Parents with austistic children may face one of their biggest battles in helping develop language and speech. However, the tears and frustration are worth it as experts believe children who are verbal are happier and they feel they have more control over their lives.
A study by Wodka et al. (2013) also found that most nonverbal children on the spectrum do acquire language skills and many become fluent speakers. As a parent, it is empowering to know you can participate responsively in this journey to attain a goal that will help your child navigate the complicated neurotypical world.
De Giacomo, A., & Fombonne, E. (1998). Parental recognition of developmental abnormalities in autism. European child & adolescent psychiatry,7(3), 131–136. https://doi.org/10.1007/s007870050058
Gengoux, G. W., Abrams, D. A., Schuck, R., Millan, M. E., Libove, R., Ardel, C. M., Phillips, J. M., Fox, M., Frazier, T. W., & Hardan, A. Y. (2019). A Pivotal Response Treatment Package for Children With Autism Spectrum Disorder: An RCT. Pediatrics, 144(3), e20190178. https://doi.org/10.1542/peds.2019-0178
Kuhl PK, Coffey-Corina S, Padden D, Dawson G. Links between social and linguistic processing of speech in preschool children with autism: behavioral and electrophysiological measures. Dev Sci. 2005 Jan;8(1):F1-F12. doi: 10.1111/j.1467-7687.2004.00384.x. PMID: 15647058.
Oller, D. Kimbrough & Eilers, Rebecca & Neal-Beevers, A. & Cobo-Lewis, Alan. (1998). Late Onset Canonical Babbling: A Possible Early Marker of Abnormal Development. American journal of mental retardation : AJMR. 103. 249-63. 10.1352/0895-8017(1998)103<0249:LOCBAP>2.0.CO;2.
Ortiz-Mantilla, S., Cantiani, C., Shafer, V. L., & Benasich, A. A. (2019). Minimally-verbal children with autism show deficits in theta and gamma oscillations during processing of semantically-related visual information. Scientific reports, 9(1), 5072. https://doi.org/10.1038/s41598-019-41511-8
Potter, C., & Whittaker, C. (2001). Enabling Communication in Children with Autism.

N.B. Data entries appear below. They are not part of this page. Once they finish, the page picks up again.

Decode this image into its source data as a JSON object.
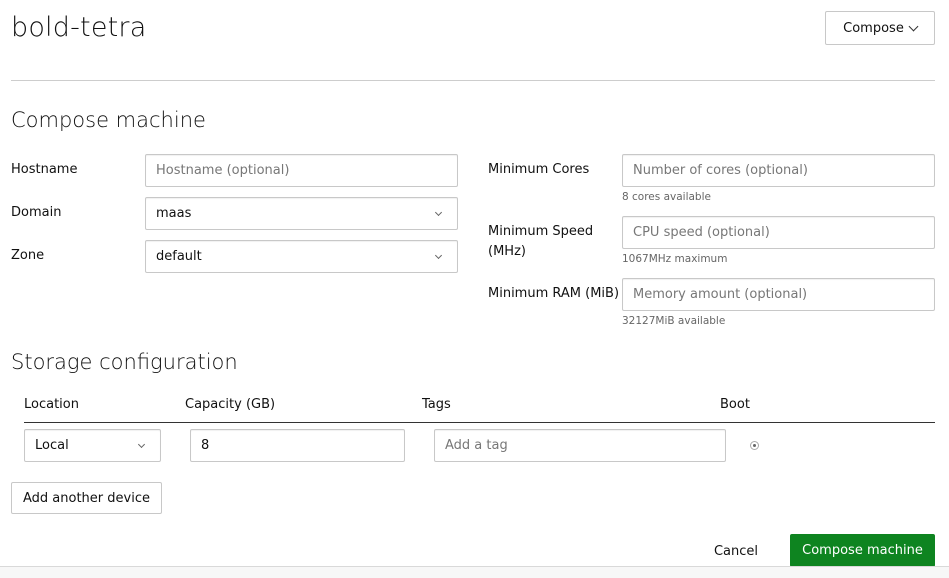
{
  "header": {
    "title": "bold-tetra",
    "compose_button": "Compose"
  },
  "compose_section": {
    "title": "Compose machine",
    "hostname": {
      "label": "Hostname",
      "value": "",
      "placeholder": "Hostname (optional)"
    },
    "domain": {
      "label": "Domain",
      "value": "maas"
    },
    "zone": {
      "label": "Zone",
      "value": "default"
    },
    "min_cores": {
      "label": "Minimum Cores",
      "value": "",
      "placeholder": "Number of cores (optional)",
      "help": "8 cores available"
    },
    "min_speed": {
      "label_line1": "Minimum Speed",
      "label_line2": "(MHz)",
      "value": "",
      "placeholder": "CPU speed (optional)",
      "help": "1067MHz maximum"
    },
    "min_ram": {
      "label": "Minimum RAM (MiB)",
      "value": "",
      "placeholder": "Memory amount (optional)",
      "help": "32127MiB available"
    }
  },
  "storage_section": {
    "title": "Storage configuration",
    "columns": [
      "Location",
      "Capacity (GB)",
      "Tags",
      "Boot"
    ],
    "rows": [
      {
        "location": "Local",
        "capacity": "8",
        "tags": "",
        "tags_placeholder": "Add a tag",
        "boot": true
      }
    ],
    "add_device_button": "Add another device"
  },
  "footer": {
    "cancel": "Cancel",
    "submit": "Compose machine"
  },
  "colors": {
    "primary": "#0e8420"
  }
}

Jessica Kingley Publishers.
Tierney, C., Mayes, S., Lohs, S. R., Black, A., Gisin, E., & Veglia, M. (2015). How Valid Is the Checklist for Autism Spectrum Disorder When a Child Has Apraxia of Speech?. Journal of developmental and behavioral pediatrics : JDBP, 36(8), 569–574. https://doi.org/10.1097/DBP.0000000000000189

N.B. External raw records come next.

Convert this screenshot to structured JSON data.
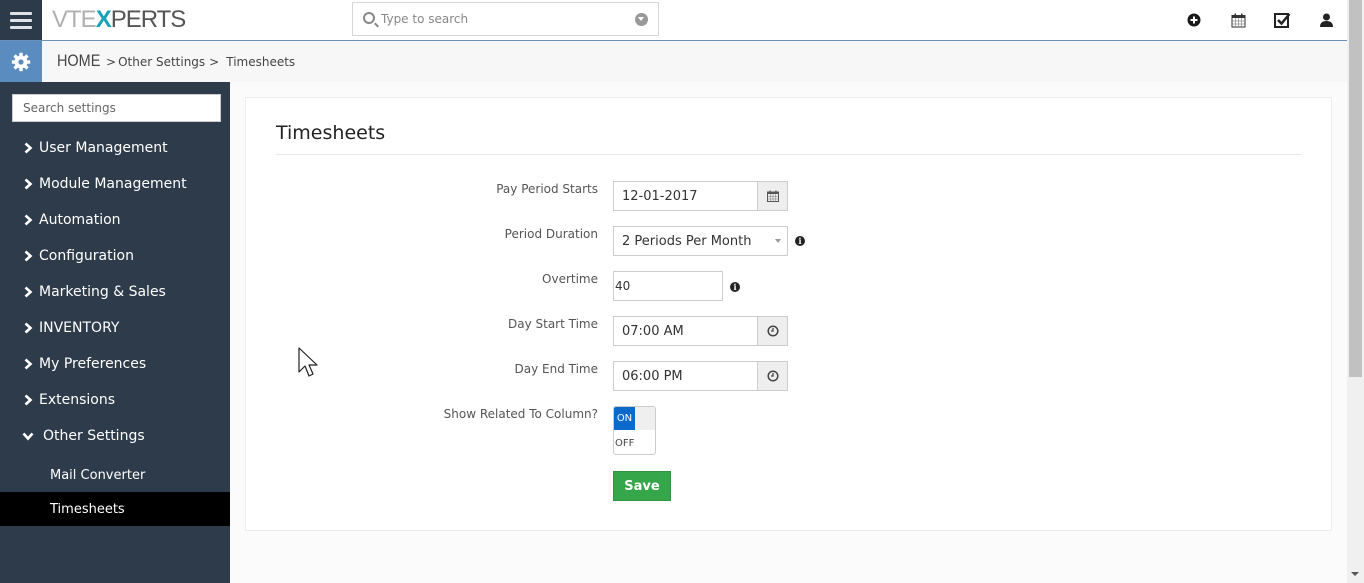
{
  "header": {
    "logo": {
      "part1": "VTE",
      "part2": "X",
      "part3": "PERTS"
    },
    "search_placeholder": "Type to search",
    "icons": [
      "plus-circle-icon",
      "calendar-icon",
      "checkbox-icon",
      "user-icon"
    ]
  },
  "breadcrumb": {
    "home": "HOME",
    "sep": ">",
    "items": [
      "Other Settings",
      "Timesheets"
    ]
  },
  "sidebar": {
    "search_placeholder": "Search settings",
    "items": [
      {
        "label": "User Management",
        "state": "collapsed"
      },
      {
        "label": "Module Management",
        "state": "collapsed"
      },
      {
        "label": "Automation",
        "state": "collapsed"
      },
      {
        "label": "Configuration",
        "state": "collapsed"
      },
      {
        "label": "Marketing & Sales",
        "state": "collapsed"
      },
      {
        "label": "INVENTORY",
        "state": "collapsed"
      },
      {
        "label": "My Preferences",
        "state": "collapsed"
      },
      {
        "label": "Extensions",
        "state": "collapsed"
      },
      {
        "label": "Other Settings",
        "state": "expanded"
      }
    ],
    "sub_items": [
      {
        "label": "Mail Converter",
        "active": false
      },
      {
        "label": "Timesheets",
        "active": true
      }
    ]
  },
  "main": {
    "title": "Timesheets",
    "form": {
      "pay_period_starts": {
        "label": "Pay Period Starts",
        "value": "12-01-2017"
      },
      "period_duration": {
        "label": "Period Duration",
        "value": "2 Periods Per Month"
      },
      "overtime": {
        "label": "Overtime",
        "value": "40"
      },
      "day_start_time": {
        "label": "Day Start Time",
        "value": "07:00 AM"
      },
      "day_end_time": {
        "label": "Day End Time",
        "value": "06:00 PM"
      },
      "show_related": {
        "label": "Show Related To Column?",
        "on_label": "ON",
        "off_label": "OFF",
        "value": "ON"
      }
    },
    "save_label": "Save",
    "info_glyph": "i"
  },
  "colors": {
    "sidebar_bg": "#2e3b4a",
    "accent_blue": "#5b8cbf",
    "toggle_on": "#0a6acb",
    "save_green": "#35a74a",
    "logo_x": "#1aa1b6"
  }
}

Watson, Linda & Roberts, Jane & Baranek, Grace & Mandulak, Kerry & Dalton, Jennifer. (2011). Behavioral and Physiological Responses to Child-Directed Speech of Children with Autism Spectrum Disorders or Typical Development. Journal of Autism and Developmental Disorders. 42. 1616-29. 10.1007/s10803-011-1401-z
Wodka, Ericka & Mathy, Pamela & Kalb, Luther. (2013). Predictors of Phrase and Fluent Speech in Children With Autism and Severe Language Delay. Pediatrics. 10.1542/peds.2012-2221.